      Campbell plans to discuss the reasons why anyone can fire walk and what the rules are, then invite those in attendance to give it try. He has visited and presented fire-walking demonstrations in Athens twice previously, most recently in 2005.

      Read more on UGA News.

    • Ying Wai Li is the recipient of two prestigious UGA Graduate Student awards in 2013

      • Graduate Student Excellence-in-Research Award, 2013
      Initiated in 1999 to recognize the quality and significance of graduate student scholarship, these awards may be given in five areas: Fine Arts, Humanities and Letters, Life Sciences, Mathematical and Physical Sciences, and  Applied Studies.

      • Robert C. Anderson Memorial Award, 2013
      This award is given to recent Ph.D.s for outstanding research at the University or immediately after graduating. It is named for the late Robert C. Anderson, who served as UGA’s vice president for research and president of the University of Georgia Research Foundation, Inc.

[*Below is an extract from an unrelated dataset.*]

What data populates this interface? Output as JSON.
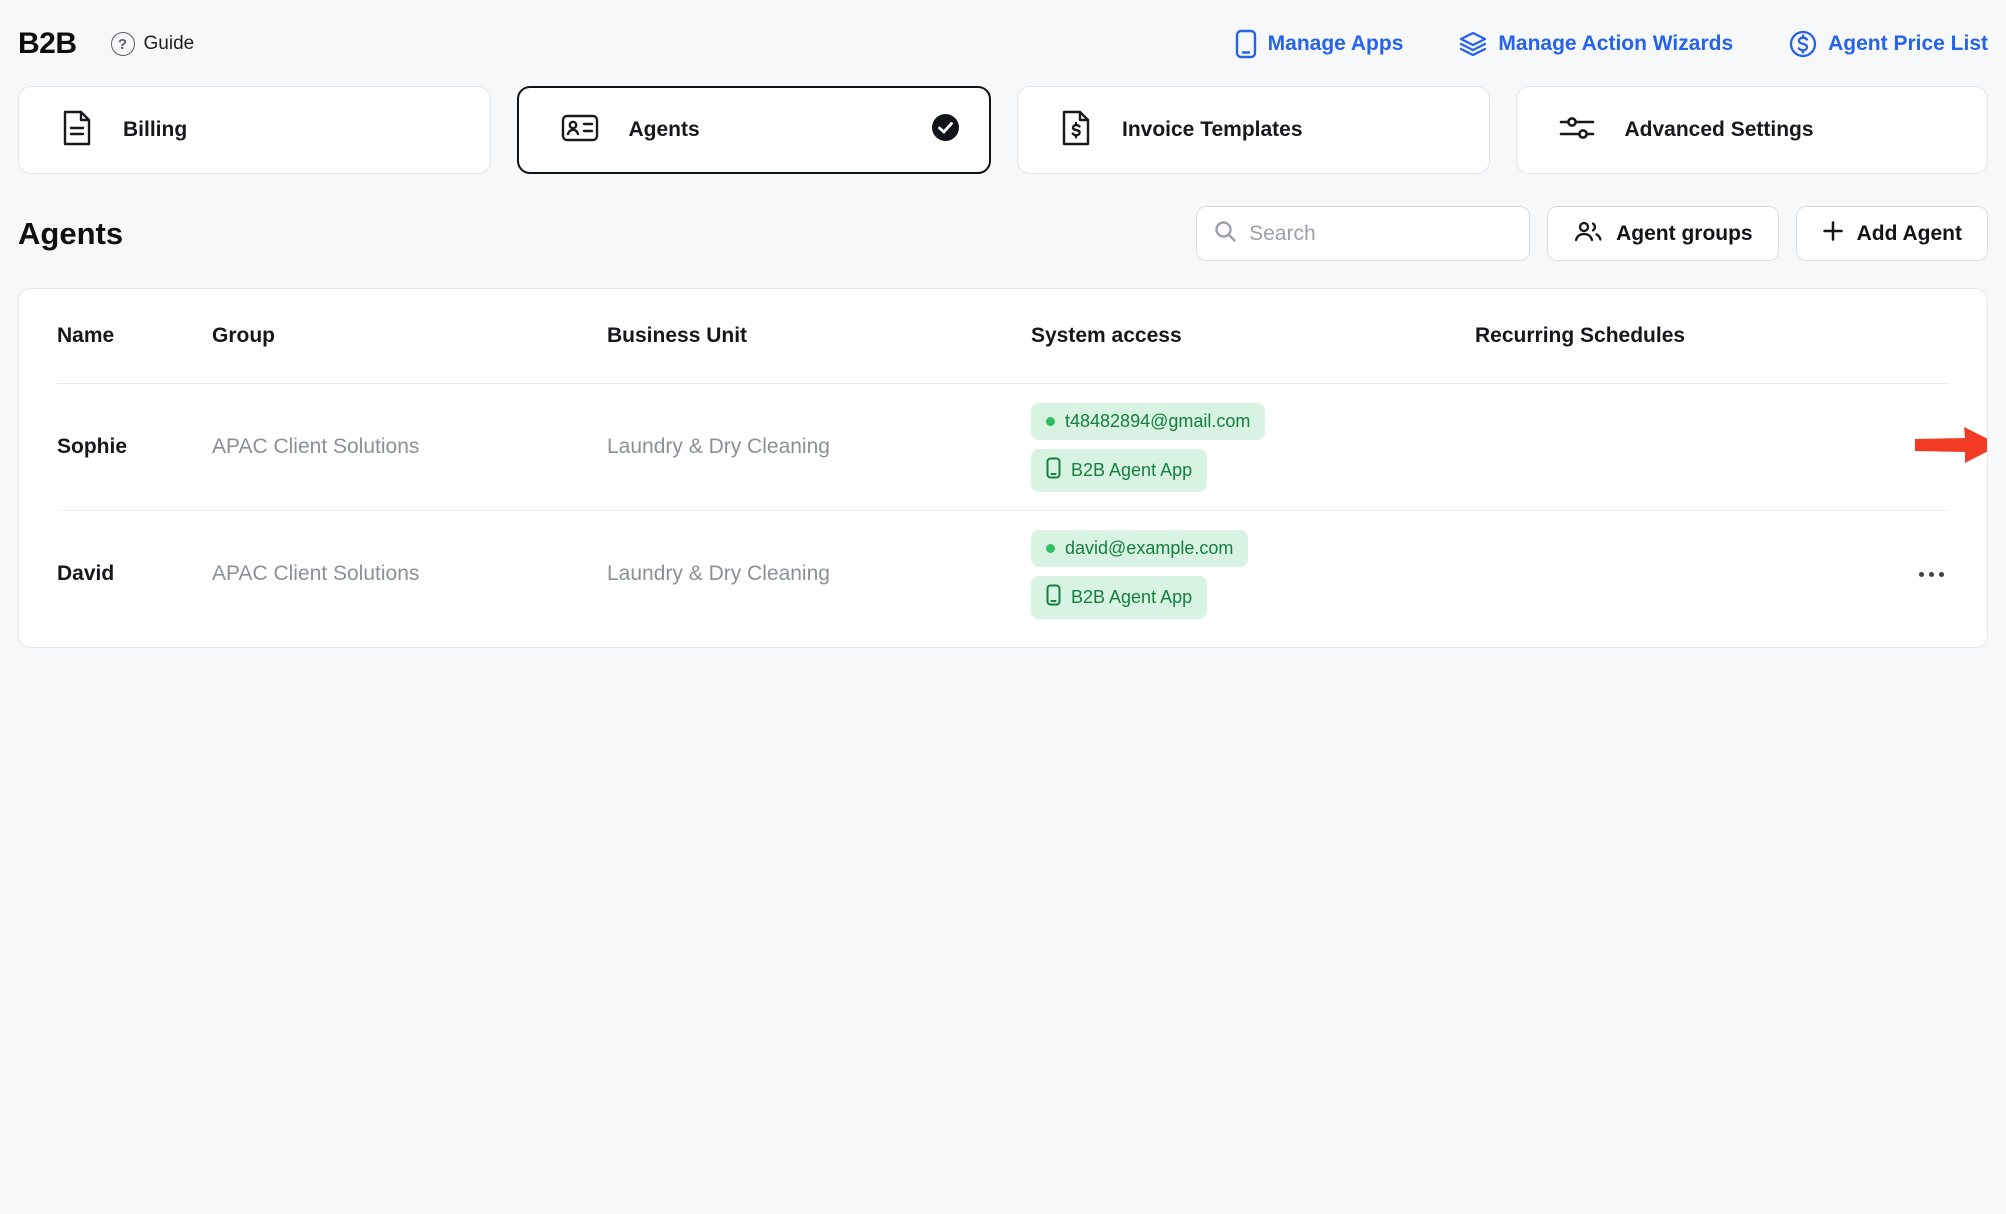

      Ying Wai Li, a doctoral graduate in physics, was an outstanding graduate student researcher while at UGA, and her many accomplishments led to her current postdoctoral fellowship at Oak Ridge National Laboratory. For her PhD research project, Li worked at the interface between physics, computational science and biochemistry. She carried out very detailed simulations of the hydrophobic-polar protein folding model, which examines how proteins become functional in space. Her painstaking work led to the identification of a small number of “universal classes” of protein folding behavior. Understanding the folding behavior of proteins under diverse conditions is key to interpreting their functional properties, and Li developed a number of novel approaches to speed up the simulations and to permit her to access system sizes necessary to reveal the relevant physics. Her work explores and maps new territory, and the conclusions she has drawn may lead to new design principles for proteins or peptides used in nanotechnology and a range of real-world applications.

    • Astronomy Professor Loris Magnani to present first of six lectures in UGA's Origins Lecture Series

      Astronomy professor Loris Magnani will present the first lecture as part of UGA's Origins Lecture Series. This series of six lectures explores the origin of life, Earth, and the universe itself. All lectures in this series are intended for general audiences. Dr. Magnani will be discussing the origin of the universe at the UGA Chapel On Wednesday, January 23 at 7:00 pm. From his Origins Lecture Page:

      In this lecture I will describe how Einstein laid the foundations for  the Big Bang Theory with his Theory of General Relativity and how these ideas were  used to understand the expansion of the Universe in the 1930s.  We will look at the predictions made by the classical theory and how some startling discoveries made in the last 20 years have been incorporated into the theory.  In the process we will see how theories develop with time and new information, how particle physics has impacted cosmology and what are some of the major challenges facing the Big Bang Theory today.

      About the Origins Lecture Series:

      Since mankind’s earliest days the story of our origins has been one of fascination and inspiration.  In an effort to share that story six of UGA’s leading scientists have come together to present the latest scientific findings on everything from our humble beginnings on the plains of east Africa to the formation of the universe itself.  The Origins Lecture Series is intended for the entire Athens community.  In clear and plain language these talks are geared for those who want to know more about who we are, how we got here, and possibly, where we are going.